China has been known as a state of comity (禮儀之邦) for millennia. Comity means friendly, social atmosphere. China used to be a country of social harmony. It isn't a state of comity any more.
It was a long time ago when Masaru Ogawa, editor of the Japan Times for eight years till 1977, told me of his encounter with U.S. ambassador in Tokyo Edwin O. Reischauer. Ogawa, a Nisei born in Los Angeles, told Reischauer, the son born in Tokyo of Presbyterian educational missionary parents, he didn't believe the United States would come to the rescue of Japan if the Soviets attacked Japan with atomic bombs, though mutual defense is obligated in the U.S.-Japan Security Treaty.2 Comments

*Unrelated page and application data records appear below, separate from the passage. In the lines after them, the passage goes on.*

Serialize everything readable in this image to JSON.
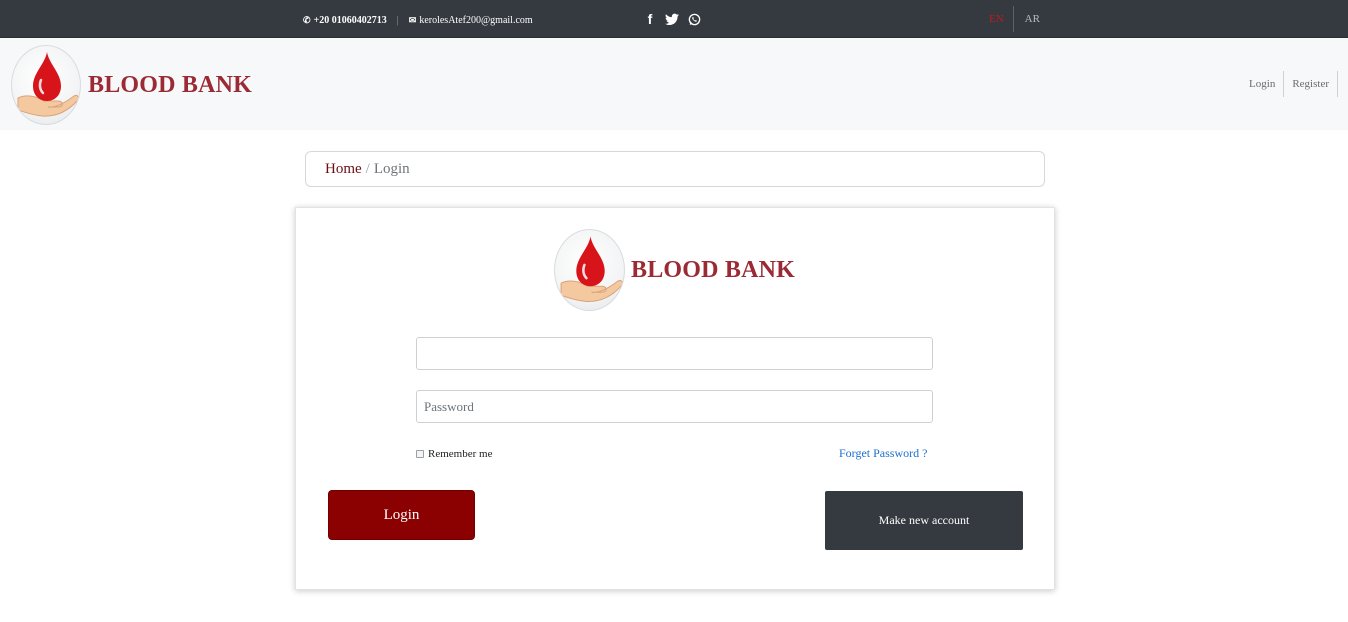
{
  "topbar": {
    "phone": "+20 01060402713",
    "email": "kerolesAtef200@gmail.com",
    "social": [
      "facebook-icon",
      "twitter-icon",
      "whatsapp-icon"
    ],
    "languages": {
      "en": "EN",
      "ar": "AR"
    },
    "active_language_color": "#c21a1a"
  },
  "navbar": {
    "brand": "BLOOD BANK",
    "links": {
      "login": "Login",
      "register": "Register"
    }
  },
  "breadcrumb": {
    "home": "Home",
    "separator": "/",
    "current": "Login"
  },
  "login_form": {
    "brand": "BLOOD BANK",
    "username_value": "",
    "username_placeholder": "",
    "password_placeholder": "Password",
    "remember_label": "Remember me",
    "forgot_link": "Forget Password ?",
    "login_button": "Login",
    "new_account_button": "Make new account"
  },
  "colors": {
    "brand_red": "#9b2a34",
    "login_button": "#8b0000",
    "dark": "#343a40",
    "link_blue": "#1b6fd1"
  }
}
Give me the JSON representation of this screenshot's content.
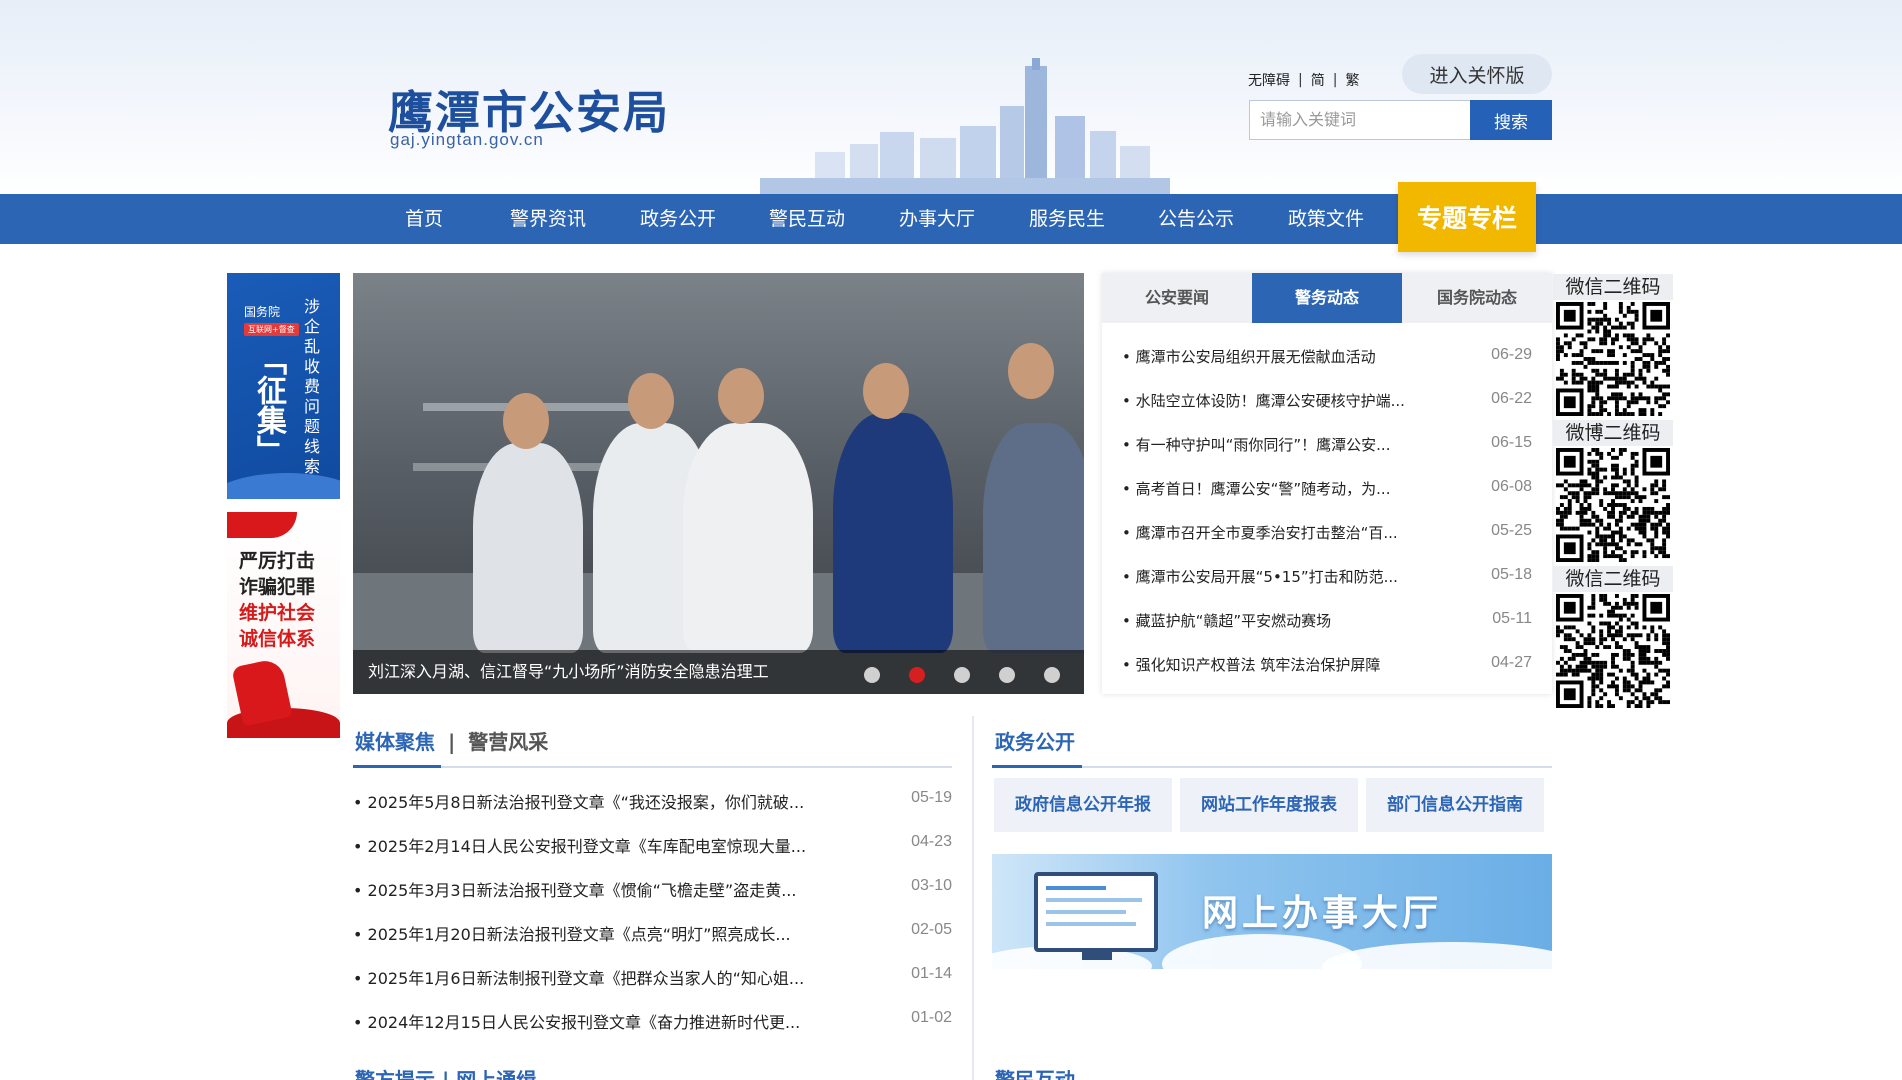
{
  "header": {
    "title": "鹰潭市公安局",
    "domain": "gaj.yingtan.gov.cn",
    "accessibility": "无障碍",
    "simplified": "简",
    "traditional": "繁",
    "care_mode": "进入关怀版",
    "search_placeholder": "请输入关键词",
    "search_button": "搜索"
  },
  "nav": {
    "items": [
      "首页",
      "警界资讯",
      "政务公开",
      "警民互动",
      "办事大厅",
      "服务民生",
      "公告公示",
      "政策文件"
    ],
    "special": "专题专栏"
  },
  "banners": {
    "b1_small": "国务院",
    "b1_tag": "互联网+督查",
    "b1_big": "「征集」",
    "b1_vertical": "涉企乱收费问题线索",
    "b2_line1": "严厉打击",
    "b2_line2": "诈骗犯罪",
    "b2_line3": "维护社会",
    "b2_line4": "诚信体系"
  },
  "slider": {
    "caption": "刘江深入月湖、信江督导“九小场所”消防安全隐患治理工",
    "slides": 5,
    "active_index": 1
  },
  "news": {
    "tabs": [
      "公安要闻",
      "警务动态",
      "国务院动态"
    ],
    "active_tab": 1,
    "items": [
      {
        "title": "鹰潭市公安局组织开展无偿献血活动",
        "date": "06-29"
      },
      {
        "title": "水陆空立体设防！鹰潭公安硬核守护端...",
        "date": "06-22"
      },
      {
        "title": "有一种守护叫“雨你同行”！鹰潭公安...",
        "date": "06-15"
      },
      {
        "title": "高考首日！鹰潭公安“警”随考动，为...",
        "date": "06-08"
      },
      {
        "title": "鹰潭市召开全市夏季治安打击整治“百...",
        "date": "05-25"
      },
      {
        "title": "鹰潭市公安局开展“5•15”打击和防范...",
        "date": "05-18"
      },
      {
        "title": "藏蓝护航“赣超”平安燃动赛场",
        "date": "05-11"
      },
      {
        "title": "强化知识产权普法 筑牢法治保护屏障",
        "date": "04-27"
      }
    ]
  },
  "qr": {
    "labels": [
      "微信二维码",
      "微博二维码",
      "微信二维码"
    ]
  },
  "media": {
    "tab1": "媒体聚焦",
    "sep": "|",
    "tab2": "警营风采",
    "items": [
      {
        "title": "2025年5月8日新法治报刊登文章《“我还没报案，你们就破...",
        "date": "05-19"
      },
      {
        "title": "2025年2月14日人民公安报刊登文章《车库配电室惊现大量...",
        "date": "04-23"
      },
      {
        "title": "2025年3月3日新法治报刊登文章《惯偷“飞檐走壁”盗走黄...",
        "date": "03-10"
      },
      {
        "title": "2025年1月20日新法治报刊登文章《点亮“明灯”照亮成长...",
        "date": "02-05"
      },
      {
        "title": "2025年1月6日新法制报刊登文章《把群众当家人的“知心姐...",
        "date": "01-14"
      },
      {
        "title": "2024年12月15日人民公安报刊登文章《奋力推进新时代更...",
        "date": "01-02"
      }
    ]
  },
  "gov": {
    "title": "政务公开",
    "buttons": [
      "政府信息公开年报",
      "网站工作年度报表",
      "部门信息公开指南"
    ],
    "hall": "网上办事大厅"
  },
  "bottom": {
    "left": "警方提示 | 网上通缉",
    "right": "警民互动"
  },
  "colors": {
    "primary": "#2d65b5",
    "accent": "#f2b800",
    "alert": "#d61f1f"
  }
}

It's a little more than seven months ago that the Ministry of National Defense published in its organ, Strufight (奮鬥月刊：Struggle Monthly), an article on the Soul of a Soldier (軍人魂). It is the name of a dagger Chiang Kai-shek, superintendent of the Whampoa Military Academy in Canton, gave to every cadet on graduation as a present. The dagger is also known as the Dagger for Suicide.
It was in the summer of 1960. President Dwight D. Eisenhower was coming to Taipei for a two-day state visit on June 18. A couple of days before his arrival, I was invited to a press tour of Ching Chuan Kang Air Base in Taichung.2 Comments
A popular proverb whose origin is attributed to Joseph Kennedy, father of President John F. Kennedy, is "When the going gets tough, the tough get going."2 Comments
So Taiwan wants to join the Beijing-led Asian Infrastructure Investment Bank or AIIB. Join Taiwan must as President Ma Ying-jeou said in an exclusive interview with The China Times on last Thursday.
Dr. Yang Chen-ning, China's first Nobel laureate, came from Beijing to Taipei last week to belatedly receive an honorary doctorate from the National Taiwan University. He was awarded the degree last year, but couldn't come because he was indisposed at the time. He and Dr. Tsung-dao Lee were the co-winners of the Nobel Prize in Physics for their work on parity nonconservation of weak interaction in 1957.
Leopold von Ranke, a German historian and a founder of modern source-based history, teaches us history has to be written "wie es eigentlich gewesen" or "as it really is." Perhaps Prime Minister Shinzo Abe of Japan has never tried to understand von Ranke's dictum.
Politicians love political gobbledygook. It's only natural, because they want to say what they don't mean and mean what they don't want to say. One good example is the response Chao Tien-lin, director of the Department of Chinese Affairs at the Democratic Progressive Party, made to what Chinese President Xi Jinping had said at a panel discussion with members of the 12th National Committee of the People's Political Consultative Conference in Beijing last Wednesday.1 Comment
Japan is lacking in far-sighted diplomats. One really prescient diplomat was Baron Kijuro Shidehara, 44th prime minister. Despite growing Japanese militarism, he attempted to maintain a non-interventionist policy toward China and uphold the principles of the League of Nations.